Brenzel said it’d be up to the federal government to ease rules for federally-quality health centers and primary care clinics. Meanwhile, the state is working toward easing licensing requirements for providers.
“There’s an attempt to simplify and streamline and decrease the number of programs that have to have dual licensure,” Brenzel said. “It’s been complicated.”
Though the study is new, what’s not new is the awareness that drive times and transportation to Kentucky’s methadone clinic are burdensome for some. In 2014, when Kentucky expanded Medicaid, the state also expanded substance abuse treatment coverage — but excluded methadone in part because of access issues.
“If someone is a Medicaid client, they’re entitled to transportation to a medical appointment,” Brenzel said. “And so Medicaid would have been responsible for covering transportation on a daily basis to each of the methadone clinics wherever they might be. And so I think there was some concern that we were adding a very expensive benefit in general.”
But that changed in July; now, Kentucky’s Medicaid program covers the drug. Broce with Pinnacle said this has been a big win for some patients.
“Before Medicaid coverage came, the main reason for patients leaving was because they weren’t able to afford it, or provide transportation to get there,” Broce said.
Under Medicaid’s new coverage, however, transportation to appointments is not included.
Data from the state shows that since Medicaid started covering methadone, about 6,000 people are using the benefit.
The research in JAMA was based off data from 487 counties in Kentucky, Indiana, West Virginia, Ohio and Virginia. Authors used population centers — where the most people in a county live — as the starting point to the nearest methadone clinic. Data about the methadone clinics are from 2017.
Kentuckians struggling with a substance use disorder, either themselves or within their families, can call 1-833-8KY-HELP (1-833-859-4357) toll-free to speak with a specialist about treatment options and available resources.

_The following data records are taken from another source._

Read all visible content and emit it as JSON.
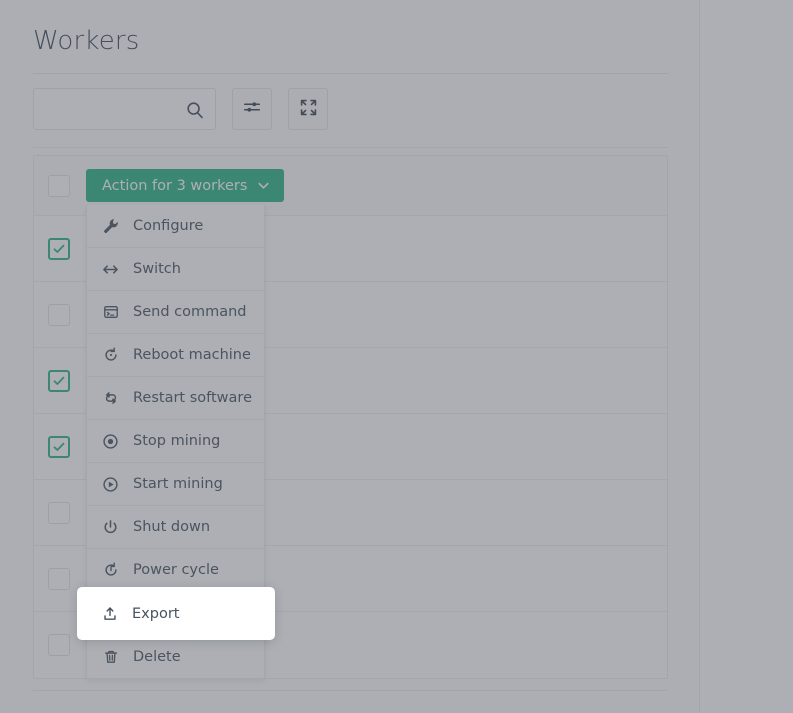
{
  "page": {
    "title": "Workers"
  },
  "toolbar": {
    "search_placeholder": "",
    "search_value": "",
    "search_icon": "search-icon",
    "filter_icon": "sliders-icon",
    "expand_icon": "fullscreen-icon"
  },
  "action": {
    "label": "Action for 3 workers",
    "caret_icon": "chevron-down-icon",
    "selected_count": 3,
    "color": "#2bb186"
  },
  "menu": {
    "items": [
      {
        "label": "Configure",
        "icon": "wrench-icon",
        "highlighted": false
      },
      {
        "label": "Switch",
        "icon": "arrows-horizontal-icon",
        "highlighted": false
      },
      {
        "label": "Send command",
        "icon": "terminal-window-icon",
        "highlighted": false
      },
      {
        "label": "Reboot machine",
        "icon": "reload-icon",
        "highlighted": false
      },
      {
        "label": "Restart software",
        "icon": "refresh-icon",
        "highlighted": false
      },
      {
        "label": "Stop mining",
        "icon": "stop-circle-icon",
        "highlighted": false
      },
      {
        "label": "Start mining",
        "icon": "play-circle-icon",
        "highlighted": false
      },
      {
        "label": "Shut down",
        "icon": "power-icon",
        "highlighted": false
      },
      {
        "label": "Power cycle",
        "icon": "power-cycle-icon",
        "highlighted": false
      },
      {
        "label": "Export",
        "icon": "upload-icon",
        "highlighted": true
      },
      {
        "label": "Delete",
        "icon": "trash-icon",
        "highlighted": false
      }
    ]
  },
  "hovered": {
    "label": "Export",
    "icon": "upload-icon"
  },
  "table": {
    "select_all_checked": false,
    "rows": [
      {
        "checked": true
      },
      {
        "checked": false
      },
      {
        "checked": true
      },
      {
        "checked": true
      },
      {
        "checked": false
      },
      {
        "checked": false
      },
      {
        "checked": false
      }
    ]
  },
  "colors": {
    "accent_green": "#2bb186",
    "text": "#46535f",
    "scrim": "rgba(80,86,96,0.47)"
  }
}
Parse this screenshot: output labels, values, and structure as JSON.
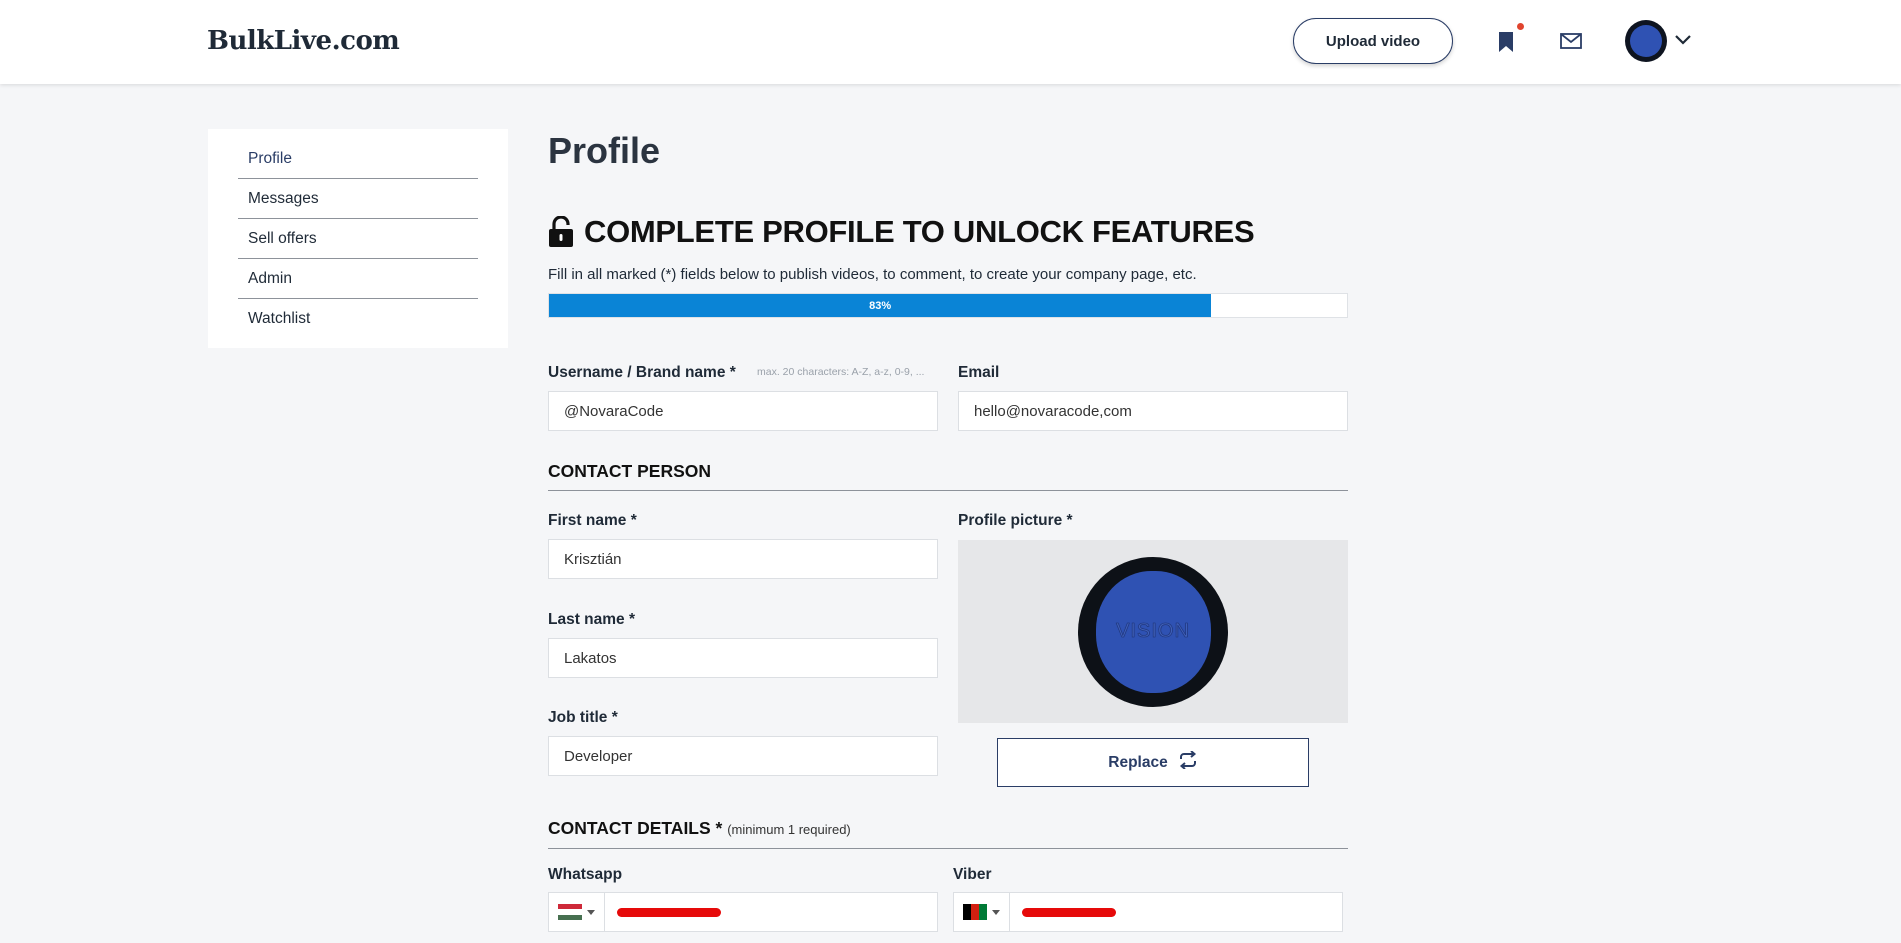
{
  "header": {
    "logo": "BulkLive.com",
    "upload_label": "Upload video",
    "icons": [
      "bookmark-icon",
      "mail-icon",
      "chevron-down-icon"
    ],
    "notification_color": "#e0442e"
  },
  "sidebar": {
    "items": [
      {
        "label": "Profile",
        "active": true
      },
      {
        "label": "Messages"
      },
      {
        "label": "Sell offers"
      },
      {
        "label": "Admin"
      },
      {
        "label": "Watchlist"
      }
    ]
  },
  "main": {
    "title": "Profile",
    "unlock": {
      "heading": "COMPLETE PROFILE TO UNLOCK FEATURES",
      "subtitle": "Fill in all marked (*) fields below to publish videos, to comment, to create your company page, etc.",
      "progress_percent": 83,
      "progress_label": "83%",
      "progress_color": "#0a84d6"
    },
    "username": {
      "label": "Username / Brand name *",
      "hint": "max. 20 characters: A-Z, a-z, 0-9, ...",
      "value": "@NovaraCode"
    },
    "email": {
      "label": "Email",
      "value": "hello@novaracode,com"
    },
    "contact_person": {
      "title": "CONTACT PERSON",
      "first_name": {
        "label": "First name *",
        "value": "Krisztián"
      },
      "last_name": {
        "label": "Last name *",
        "value": "Lakatos"
      },
      "job_title": {
        "label": "Job title *",
        "value": "Developer"
      },
      "profile_picture": {
        "label": "Profile picture *",
        "image_text": "VISION"
      },
      "replace_label": "Replace"
    },
    "contact_details": {
      "title": "CONTACT DETAILS *",
      "note": "(minimum 1 required)",
      "whatsapp": {
        "label": "Whatsapp",
        "flag": "hungary"
      },
      "viber": {
        "label": "Viber",
        "flag": "afghanistan"
      }
    }
  }
}
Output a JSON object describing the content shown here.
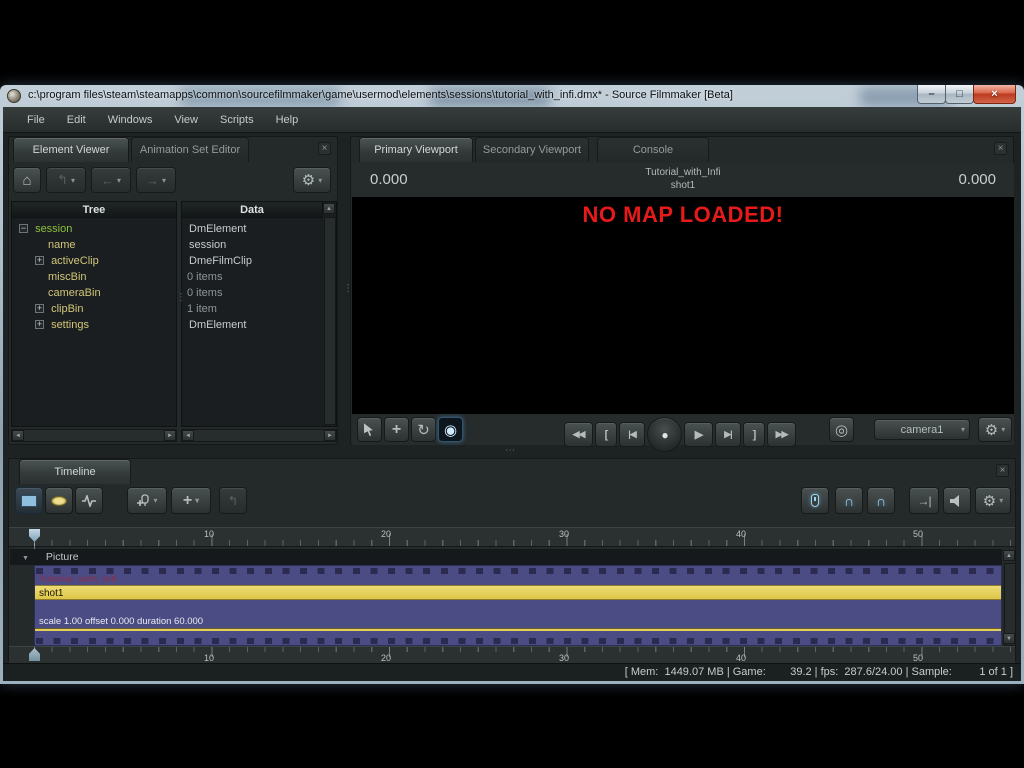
{
  "window": {
    "title": "c:\\program files\\steam\\steamapps\\common\\sourcefilmmaker\\game\\usermod\\elements\\sessions\\tutorial_with_infi.dmx* - Source Filmmaker [Beta]",
    "controls": {
      "minimize": "–",
      "maximize": "□",
      "close": "×"
    }
  },
  "menu": {
    "items": [
      "File",
      "Edit",
      "Windows",
      "View",
      "Scripts",
      "Help"
    ]
  },
  "icons": {
    "home": "⌂",
    "up_nav": "↰",
    "back": "←",
    "forward": "→",
    "gear": "⚙",
    "close": "×",
    "caret": "▾",
    "rotate": "↻",
    "target_active": "◉",
    "camera_target": "◎",
    "rewind": "◀◀",
    "bracket_in": "[",
    "go_start": "|◀",
    "record": "●",
    "play": "▶",
    "go_end": "▶|",
    "bracket_out": "]",
    "fast_forward": "▶▶",
    "skip_to_end": "→|",
    "magnet": "∩",
    "plus": "+",
    "pin_plus": "+",
    "waveform": "∿",
    "scroll_up": "▲",
    "scroll_down": "▼",
    "scroll_left": "◄",
    "scroll_right": "►",
    "collapse": "▼",
    "expand_plus": "+",
    "expand_minus": "−",
    "move": "+"
  },
  "colors": {
    "session_green": "#8bc23a",
    "attr_khaki": "#d2c679",
    "track_purple": "#4c4c85",
    "track_yellow": "#e5ce58",
    "overlay_red": "#e61a1a",
    "icon_blue": "#9fd4f0"
  },
  "element_viewer": {
    "tabs": [
      {
        "label": "Element Viewer"
      },
      {
        "label": "Animation Set Editor"
      }
    ],
    "tree_header": "Tree",
    "data_header": "Data",
    "rows": [
      {
        "label": "session",
        "value": "DmElement"
      },
      {
        "label": "name",
        "value": "session"
      },
      {
        "label": "activeClip",
        "value": "DmeFilmClip"
      },
      {
        "label": "miscBin",
        "value": "0 items"
      },
      {
        "label": "cameraBin",
        "value": "0 items"
      },
      {
        "label": "clipBin",
        "value": "1 item"
      },
      {
        "label": "settings",
        "value": "DmElement"
      }
    ]
  },
  "viewport": {
    "tabs": [
      {
        "label": "Primary Viewport"
      },
      {
        "label": "Secondary Viewport"
      },
      {
        "label": "Console"
      }
    ],
    "time_left": "0.000",
    "time_right": "0.000",
    "session_label": "Tutorial_with_Infi",
    "shot_label": "shot1",
    "overlay": "NO MAP LOADED!",
    "camera_selector": "camera1"
  },
  "timeline": {
    "tab": "Timeline",
    "ruler_ticks": [
      "10",
      "20",
      "30",
      "40",
      "50"
    ],
    "picture_label": "Picture",
    "clip_name": "Tutorial_with_Infi",
    "shot_name": "shot1",
    "scale_text": "scale 1.00 offset 0.000 duration 60.000"
  },
  "status_bar": {
    "text": "[ Mem:  1449.07 MB | Game:        39.2 | fps:  287.6/24.00 | Sample:         1 of 1 ]"
  }
}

Correction: An original version of this post misspelled the name of Holly Broce; her company, Pinnacle Treatment Centers was incorrectly identified as Pinnacle Health.